What you should do:
Could you repeat every entry below word for word, leaving out the pictures?

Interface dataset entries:
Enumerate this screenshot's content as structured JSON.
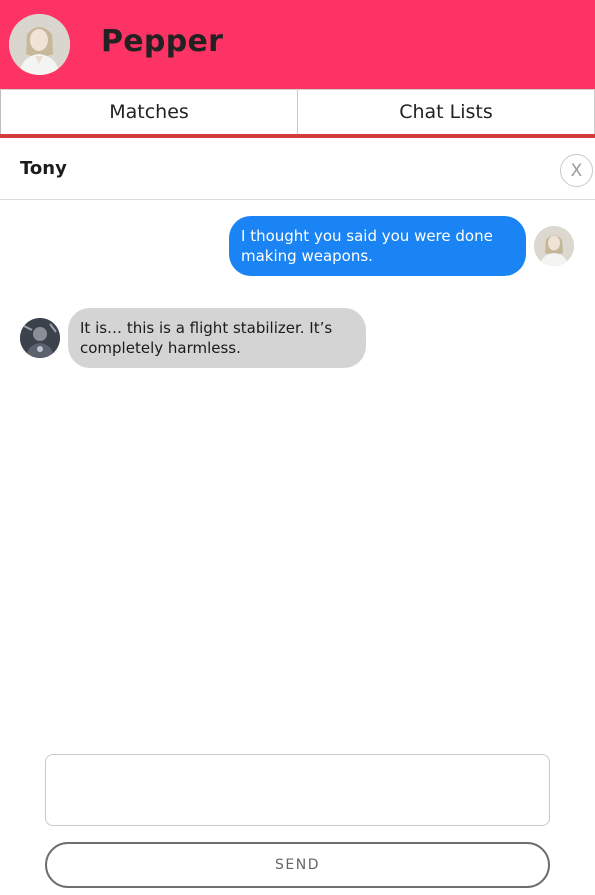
{
  "header": {
    "name": "Pepper"
  },
  "tabs": [
    {
      "label": "Matches"
    },
    {
      "label": "Chat Lists"
    }
  ],
  "chat": {
    "title": "Tony",
    "close_label": "X",
    "messages": [
      {
        "direction": "sent",
        "text": "I thought you said you were done making weapons."
      },
      {
        "direction": "received",
        "text": "It is… this is a flight stabilizer. It’s completely harmless."
      }
    ]
  },
  "composer": {
    "value": "",
    "placeholder": ""
  },
  "send": {
    "label": "SEND"
  },
  "colors": {
    "header_bg": "#fe3365",
    "tab_underline": "#d63a3f",
    "sent_bubble": "#1a84f5",
    "received_bubble": "#d4d4d4"
  }
}
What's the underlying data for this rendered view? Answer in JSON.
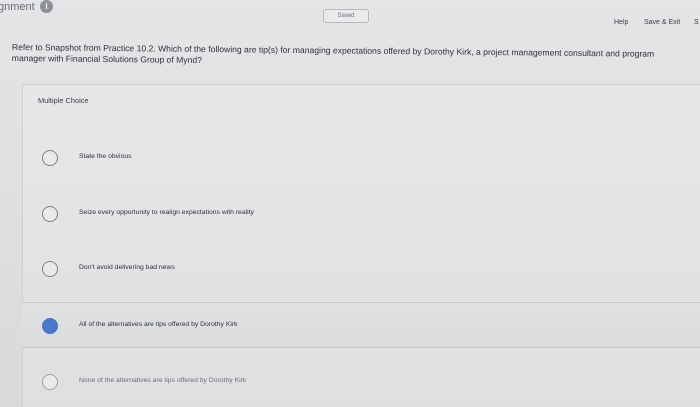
{
  "header": {
    "assignment_title": "gnment",
    "info_icon": "info-icon",
    "saved_status": "Saved",
    "help_label": "Help",
    "save_exit_label": "Save & Exit",
    "submit_cut_label": "S"
  },
  "question": {
    "text": "Refer to Snapshot from Practice 10.2. Which of the following are tip(s) for managing expectations offered by Dorothy Kirk, a project management consultant and program manager with Financial Solutions Group of Mynd?",
    "type_label": "Multiple Choice"
  },
  "choices": [
    {
      "label": "State the obvious",
      "selected": false
    },
    {
      "label": "Seize every opportunity to realign expectations with reality",
      "selected": false
    },
    {
      "label": "Don't avoid delivering bad news",
      "selected": false
    },
    {
      "label": "All of the alternatives are tips offered by Dorothy Kirk",
      "selected": true
    },
    {
      "label": "None of the alternatives are tips offered by Dorothy Kirk",
      "selected": false
    }
  ],
  "colors": {
    "accent": "#4a78c8",
    "background": "#dfe0e2"
  }
}
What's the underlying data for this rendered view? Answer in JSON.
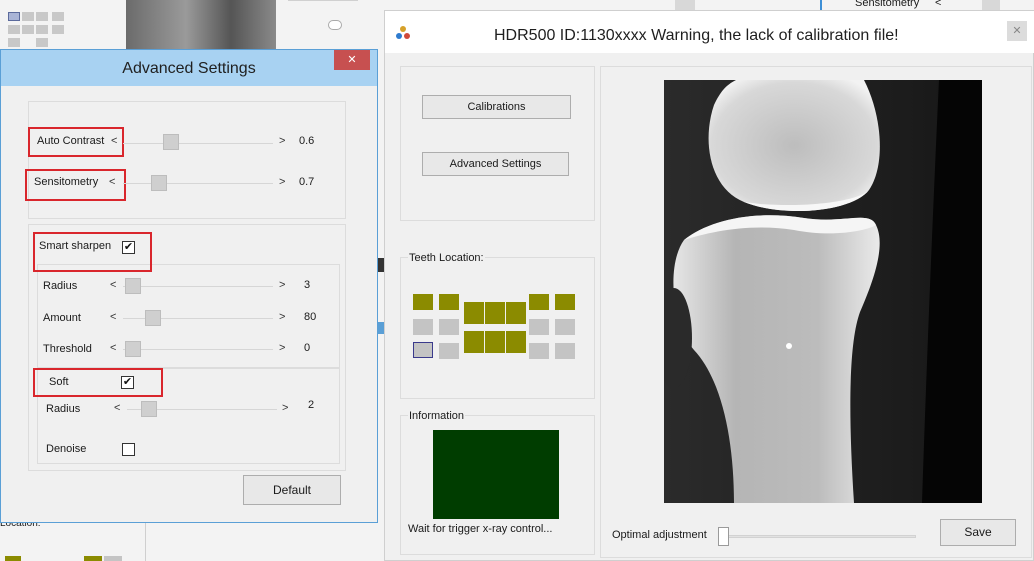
{
  "background_window": {
    "sensitometry_label": "Sensitometry",
    "sensitometry_arrow": "<",
    "location_label": "Location:"
  },
  "advanced_settings": {
    "title": "Advanced Settings",
    "close_glyph": "✕",
    "auto_contrast": {
      "label": "Auto Contrast",
      "left": "<",
      "right": ">",
      "value": "0.6"
    },
    "sensitometry": {
      "label": "Sensitometry",
      "left": "<",
      "right": ">",
      "value": "0.7"
    },
    "smart_sharpen": {
      "label": "Smart sharpen",
      "checked": "✔",
      "radius": {
        "label": "Radius",
        "left": "<",
        "right": ">",
        "value": "3"
      },
      "amount": {
        "label": "Amount",
        "left": "<",
        "right": ">",
        "value": "80"
      },
      "threshold": {
        "label": "Threshold",
        "left": "<",
        "right": ">",
        "value": "0"
      }
    },
    "soft": {
      "label": "Soft",
      "checked": "✔",
      "radius": {
        "label": "Radius",
        "left": "<",
        "right": ">",
        "value": "2"
      },
      "denoise": {
        "label": "Denoise",
        "checked": ""
      }
    },
    "default_button": "Default"
  },
  "hdr_window": {
    "title": "HDR500   ID:1130xxxx   Warning, the lack of calibration file!",
    "close_glyph": "✕",
    "calibrations_button": "Calibrations",
    "advanced_settings_button": "Advanced Settings",
    "teeth_location_label": "Teeth Location:",
    "information_label": "Information",
    "status_text": "Wait for trigger x-ray control...",
    "optimal_adjustment_label": "Optimal adjustment",
    "save_button": "Save",
    "colors": {
      "tooth_active": "#8b8b00",
      "tooth_inactive": "#c4c4c4",
      "info_screen": "#003d00"
    }
  }
}
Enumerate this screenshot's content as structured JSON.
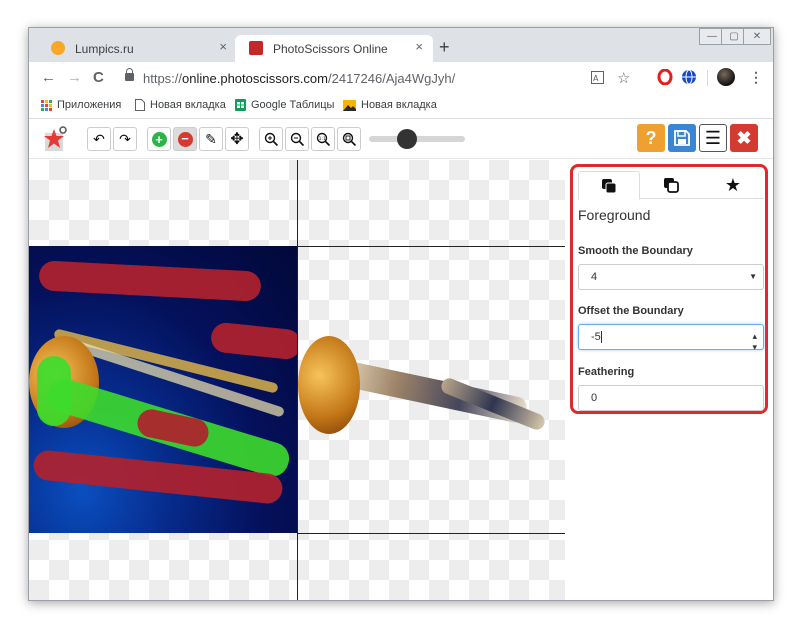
{
  "browser": {
    "tabs": [
      {
        "title": "Lumpics.ru",
        "favicon_color": "#f9a825",
        "active": false
      },
      {
        "title": "PhotoScissors Online",
        "favicon_color": "#c62828",
        "active": true
      }
    ],
    "new_tab_symbol": "+",
    "close_symbol": "×",
    "window_controls": [
      "—",
      "▢",
      "✕"
    ],
    "nav": {
      "back": "←",
      "forward": "→",
      "reload": "C"
    },
    "url_prefix": "https://",
    "url_host": "online.photoscissors.com",
    "url_path": "/2417246/Aja4WgJyh/"
  },
  "bookmarks": [
    {
      "label": "Приложения",
      "icon": "apps-grid-icon"
    },
    {
      "label": "Новая вкладка",
      "icon": "page-icon"
    },
    {
      "label": "Google Таблицы",
      "icon": "sheets-icon"
    },
    {
      "label": "Новая вкладка",
      "icon": "image-icon"
    }
  ],
  "app_toolbar": {
    "undo": "↶",
    "redo": "↷",
    "keep_marker": "+",
    "remove_marker": "−",
    "eraser": "✎",
    "move": "✥",
    "zoom_in": "+",
    "zoom_out": "−",
    "zoom_actual": "1:1",
    "zoom_fit": "⌖",
    "brush_size_fraction": 0.4,
    "help": "?",
    "save": "▣",
    "menu": "☰",
    "close": "✖",
    "colors": {
      "help": "#f0a030",
      "save": "#3a86d4",
      "close": "#d43a2f",
      "keep": "#2db34a",
      "remove": "#d43a2f"
    }
  },
  "panel": {
    "tabs": [
      "foreground-tab",
      "background-tab",
      "effects-tab"
    ],
    "section_title": "Foreground",
    "smooth_label": "Smooth the Boundary",
    "smooth_value": "4",
    "offset_label": "Offset the Boundary",
    "offset_value": "-5",
    "feather_label": "Feathering",
    "feather_value": "0",
    "highlight_color": "#dd2a2a"
  }
}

Task solution:
Enumerate this screenshot's content as structured JSON.
{
  "header": {
    "name": "Pepper"
  },
  "tabs": [
    {
      "label": "Matches"
    },
    {
      "label": "Chat Lists"
    }
  ],
  "chat": {
    "title": "Tony",
    "close_label": "X",
    "messages": [
      {
        "direction": "sent",
        "text": "I thought you said you were done making weapons."
      },
      {
        "direction": "received",
        "text": "It is… this is a flight stabilizer. It’s completely harmless."
      }
    ]
  },
  "composer": {
    "value": "",
    "placeholder": ""
  },
  "send": {
    "label": "SEND"
  },
  "colors": {
    "header_bg": "#fe3365",
    "tab_underline": "#d63a3f",
    "sent_bubble": "#1a84f5",
    "received_bubble": "#d4d4d4"
  }
}
What's the underlying data for this rendered view? Answer in JSON.
{
  "header": {
    "assignment_title": "gnment",
    "info_icon": "info-icon",
    "saved_status": "Saved",
    "help_label": "Help",
    "save_exit_label": "Save & Exit",
    "submit_cut_label": "S"
  },
  "question": {
    "text": "Refer to Snapshot from Practice 10.2. Which of the following are tip(s) for managing expectations offered by Dorothy Kirk, a project management consultant and program manager with Financial Solutions Group of Mynd?",
    "type_label": "Multiple Choice"
  },
  "choices": [
    {
      "label": "State the obvious",
      "selected": false
    },
    {
      "label": "Seize every opportunity to realign expectations with reality",
      "selected": false
    },
    {
      "label": "Don't avoid delivering bad news",
      "selected": false
    },
    {
      "label": "All of the alternatives are tips offered by Dorothy Kirk",
      "selected": true
    },
    {
      "label": "None of the alternatives are tips offered by Dorothy Kirk",
      "selected": false
    }
  ],
  "colors": {
    "accent": "#4a78c8",
    "background": "#dfe0e2"
  }
}
What's the underlying data for this rendered view? Answer in JSON.
{
  "background_window": {
    "sensitometry_label": "Sensitometry",
    "sensitometry_arrow": "<",
    "location_label": "Location:"
  },
  "advanced_settings": {
    "title": "Advanced Settings",
    "close_glyph": "✕",
    "auto_contrast": {
      "label": "Auto Contrast",
      "left": "<",
      "right": ">",
      "value": "0.6"
    },
    "sensitometry": {
      "label": "Sensitometry",
      "left": "<",
      "right": ">",
      "value": "0.7"
    },
    "smart_sharpen": {
      "label": "Smart sharpen",
      "checked": "✔",
      "radius": {
        "label": "Radius",
        "left": "<",
        "right": ">",
        "value": "3"
      },
      "amount": {
        "label": "Amount",
        "left": "<",
        "right": ">",
        "value": "80"
      },
      "threshold": {
        "label": "Threshold",
        "left": "<",
        "right": ">",
        "value": "0"
      }
    },
    "soft": {
      "label": "Soft",
      "checked": "✔",
      "radius": {
        "label": "Radius",
        "left": "<",
        "right": ">",
        "value": "2"
      },
      "denoise": {
        "label": "Denoise",
        "checked": ""
      }
    },
    "default_button": "Default"
  },
  "hdr_window": {
    "title": "HDR500   ID:1130xxxx   Warning, the lack of calibration file!",
    "close_glyph": "✕",
    "calibrations_button": "Calibrations",
    "advanced_settings_button": "Advanced Settings",
    "teeth_location_label": "Teeth Location:",
    "information_label": "Information",
    "status_text": "Wait for trigger x-ray control...",
    "optimal_adjustment_label": "Optimal adjustment",
    "save_button": "Save",
    "colors": {
      "tooth_active": "#8b8b00",
      "tooth_inactive": "#c4c4c4",
      "info_screen": "#003d00"
    }
  }
}
Enumerate this screenshot's content as structured JSON.
{
  "browser": {
    "tabs": [
      {
        "title": "Lumpics.ru",
        "favicon_color": "#f9a825",
        "active": false
      },
      {
        "title": "PhotoScissors Online",
        "favicon_color": "#c62828",
        "active": true
      }
    ],
    "new_tab_symbol": "+",
    "close_symbol": "×",
    "window_controls": [
      "—",
      "▢",
      "✕"
    ],
    "nav": {
      "back": "←",
      "forward": "→",
      "reload": "C"
    },
    "url_prefix": "https://",
    "url_host": "online.photoscissors.com",
    "url_path": "/2417246/Aja4WgJyh/"
  },
  "bookmarks": [
    {
      "label": "Приложения",
      "icon": "apps-grid-icon"
    },
    {
      "label": "Новая вкладка",
      "icon": "page-icon"
    },
    {
      "label": "Google Таблицы",
      "icon": "sheets-icon"
    },
    {
      "label": "Новая вкладка",
      "icon": "image-icon"
    }
  ],
  "app_toolbar": {
    "undo": "↶",
    "redo": "↷",
    "keep_marker": "+",
    "remove_marker": "−",
    "eraser": "✎",
    "move": "✥",
    "zoom_in": "+",
    "zoom_out": "−",
    "zoom_actual": "1:1",
    "zoom_fit": "⌖",
    "brush_size_fraction": 0.4,
    "help": "?",
    "save": "▣",
    "menu": "☰",
    "close": "✖",
    "colors": {
      "help": "#f0a030",
      "save": "#3a86d4",
      "close": "#d43a2f",
      "keep": "#2db34a",
      "remove": "#d43a2f"
    }
  },
  "panel": {
    "tabs": [
      "foreground-tab",
      "background-tab",
      "effects-tab"
    ],
    "section_title": "Foreground",
    "smooth_label": "Smooth the Boundary",
    "smooth_value": "4",
    "offset_label": "Offset the Boundary",
    "offset_value": "-5",
    "feather_label": "Feathering",
    "feather_value": "0",
    "highlight_color": "#dd2a2a"
  }
}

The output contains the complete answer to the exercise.